WHAT TO PRODUCE » Tally every line in the entries below that holds "username", then give only the total.

Website and app data records
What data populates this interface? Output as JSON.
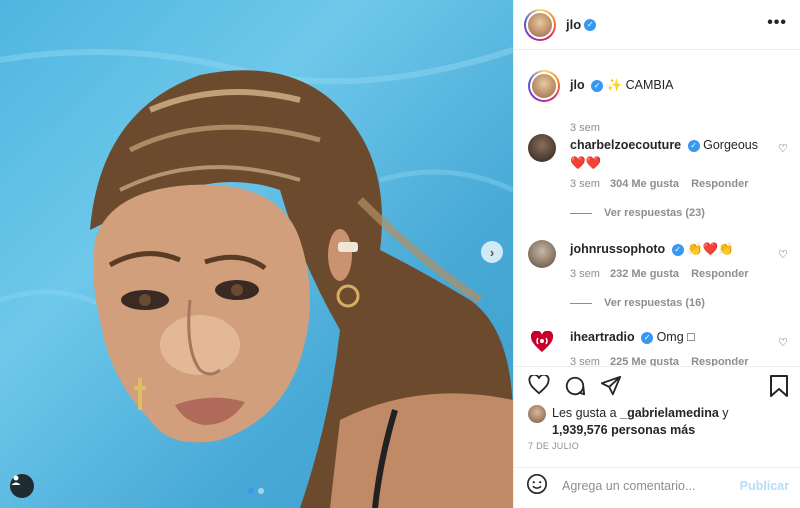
{
  "post": {
    "author": "jlo",
    "caption": "✨ CAMBIA",
    "caption_time": "3 sem",
    "date": "7 DE JULIO",
    "liked_by_prefix": "Les gusta a",
    "liked_by_user": "_gabrielamedina",
    "liked_by_join": "y",
    "likes_count": "1,939,576 personas más",
    "carousel_total": 2,
    "carousel_active": 1
  },
  "header": {
    "username": "jlo",
    "more_label": "•••"
  },
  "comments": [
    {
      "username": "charbelzoecouture",
      "text": "Gorgeous ❤️❤️",
      "time": "3 sem",
      "likes": "304 Me gusta",
      "reply": "Responder",
      "view_replies": "Ver respuestas (23)"
    },
    {
      "username": "johnrussophoto",
      "text": "👏❤️👏",
      "time": "3 sem",
      "likes": "232 Me gusta",
      "reply": "Responder",
      "view_replies": "Ver respuestas (16)"
    },
    {
      "username": "iheartradio",
      "text": "Omg □",
      "time": "3 sem",
      "likes": "225 Me gusta",
      "reply": "Responder"
    }
  ],
  "comment_box": {
    "placeholder": "Agrega un comentario...",
    "publish": "Publicar"
  },
  "colors": {
    "verified": "#3897f0",
    "iheart": "#c6002b",
    "publish_disabled": "#b2dffc"
  },
  "icons": [
    "heart-icon",
    "comment-icon",
    "share-icon",
    "bookmark-icon",
    "emoji-icon",
    "tag-user-icon",
    "chevron-right-icon"
  ]
}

EXPECTED OUTPUT » 4